» **ASSIGNMENT**: The entries below should be repeated exactly, with no pictures carried over.

» **Data about app and page elements**:
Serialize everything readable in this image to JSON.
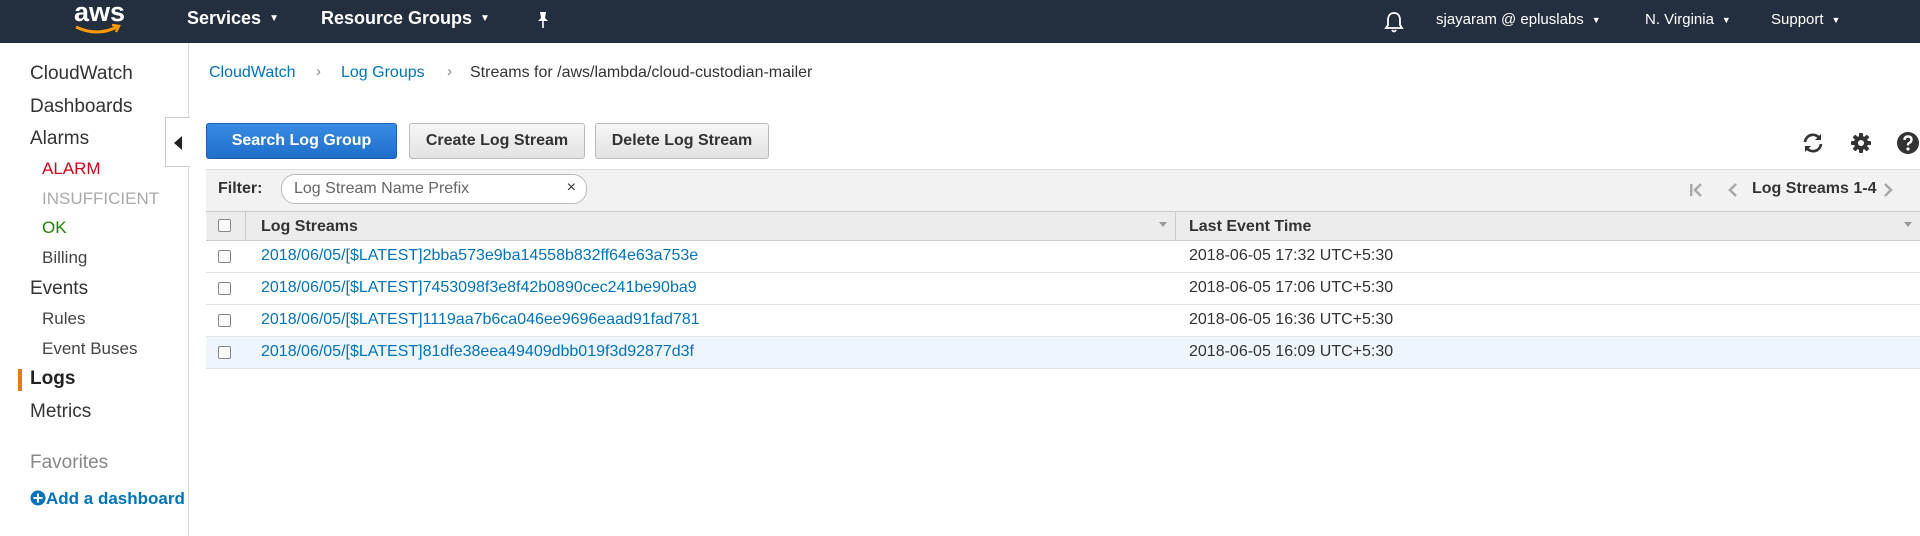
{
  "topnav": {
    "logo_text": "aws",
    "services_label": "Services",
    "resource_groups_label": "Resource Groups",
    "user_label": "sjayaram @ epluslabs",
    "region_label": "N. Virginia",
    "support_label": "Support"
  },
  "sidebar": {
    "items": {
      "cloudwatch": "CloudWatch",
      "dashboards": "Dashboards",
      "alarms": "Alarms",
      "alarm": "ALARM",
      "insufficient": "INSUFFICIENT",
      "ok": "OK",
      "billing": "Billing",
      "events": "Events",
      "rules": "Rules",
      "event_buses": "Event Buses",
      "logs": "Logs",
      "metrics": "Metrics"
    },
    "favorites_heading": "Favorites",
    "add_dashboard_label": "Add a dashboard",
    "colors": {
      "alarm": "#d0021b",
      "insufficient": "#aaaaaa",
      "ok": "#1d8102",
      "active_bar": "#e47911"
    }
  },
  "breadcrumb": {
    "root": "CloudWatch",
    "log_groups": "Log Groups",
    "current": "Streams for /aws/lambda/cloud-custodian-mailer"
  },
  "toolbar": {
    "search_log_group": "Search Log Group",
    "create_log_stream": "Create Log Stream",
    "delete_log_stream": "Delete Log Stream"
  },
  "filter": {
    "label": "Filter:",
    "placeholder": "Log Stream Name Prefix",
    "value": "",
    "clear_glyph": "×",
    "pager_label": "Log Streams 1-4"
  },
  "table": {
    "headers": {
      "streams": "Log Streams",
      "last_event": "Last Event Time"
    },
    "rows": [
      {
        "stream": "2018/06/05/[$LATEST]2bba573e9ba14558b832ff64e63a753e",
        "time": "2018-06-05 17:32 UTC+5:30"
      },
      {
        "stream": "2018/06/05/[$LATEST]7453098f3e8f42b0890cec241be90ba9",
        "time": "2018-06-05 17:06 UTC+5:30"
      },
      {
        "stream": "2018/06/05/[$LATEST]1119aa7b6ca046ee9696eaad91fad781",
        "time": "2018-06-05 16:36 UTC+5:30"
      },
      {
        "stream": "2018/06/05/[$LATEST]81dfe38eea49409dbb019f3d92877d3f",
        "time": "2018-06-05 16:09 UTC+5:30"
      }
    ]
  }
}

» **COMPLETED EXERCISE**:
Serialize everything readable in this image to JSON.
{
  "topnav": {
    "logo_text": "aws",
    "services_label": "Services",
    "resource_groups_label": "Resource Groups",
    "user_label": "sjayaram @ epluslabs",
    "region_label": "N. Virginia",
    "support_label": "Support"
  },
  "sidebar": {
    "items": {
      "cloudwatch": "CloudWatch",
      "dashboards": "Dashboards",
      "alarms": "Alarms",
      "alarm": "ALARM",
      "insufficient": "INSUFFICIENT",
      "ok": "OK",
      "billing": "Billing",
      "events": "Events",
      "rules": "Rules",
      "event_buses": "Event Buses",
      "logs": "Logs",
      "metrics": "Metrics"
    },
    "favorites_heading": "Favorites",
    "add_dashboard_label": "Add a dashboard",
    "colors": {
      "alarm": "#d0021b",
      "insufficient": "#aaaaaa",
      "ok": "#1d8102",
      "active_bar": "#e47911"
    }
  },
  "breadcrumb": {
    "root": "CloudWatch",
    "log_groups": "Log Groups",
    "current": "Streams for /aws/lambda/cloud-custodian-mailer"
  },
  "toolbar": {
    "search_log_group": "Search Log Group",
    "create_log_stream": "Create Log Stream",
    "delete_log_stream": "Delete Log Stream"
  },
  "filter": {
    "label": "Filter:",
    "placeholder": "Log Stream Name Prefix",
    "value": "",
    "clear_glyph": "×",
    "pager_label": "Log Streams 1-4"
  },
  "table": {
    "headers": {
      "streams": "Log Streams",
      "last_event": "Last Event Time"
    },
    "rows": [
      {
        "stream": "2018/06/05/[$LATEST]2bba573e9ba14558b832ff64e63a753e",
        "time": "2018-06-05 17:32 UTC+5:30"
      },
      {
        "stream": "2018/06/05/[$LATEST]7453098f3e8f42b0890cec241be90ba9",
        "time": "2018-06-05 17:06 UTC+5:30"
      },
      {
        "stream": "2018/06/05/[$LATEST]1119aa7b6ca046ee9696eaad91fad781",
        "time": "2018-06-05 16:36 UTC+5:30"
      },
      {
        "stream": "2018/06/05/[$LATEST]81dfe38eea49409dbb019f3d92877d3f",
        "time": "2018-06-05 16:09 UTC+5:30"
      }
    ]
  }
}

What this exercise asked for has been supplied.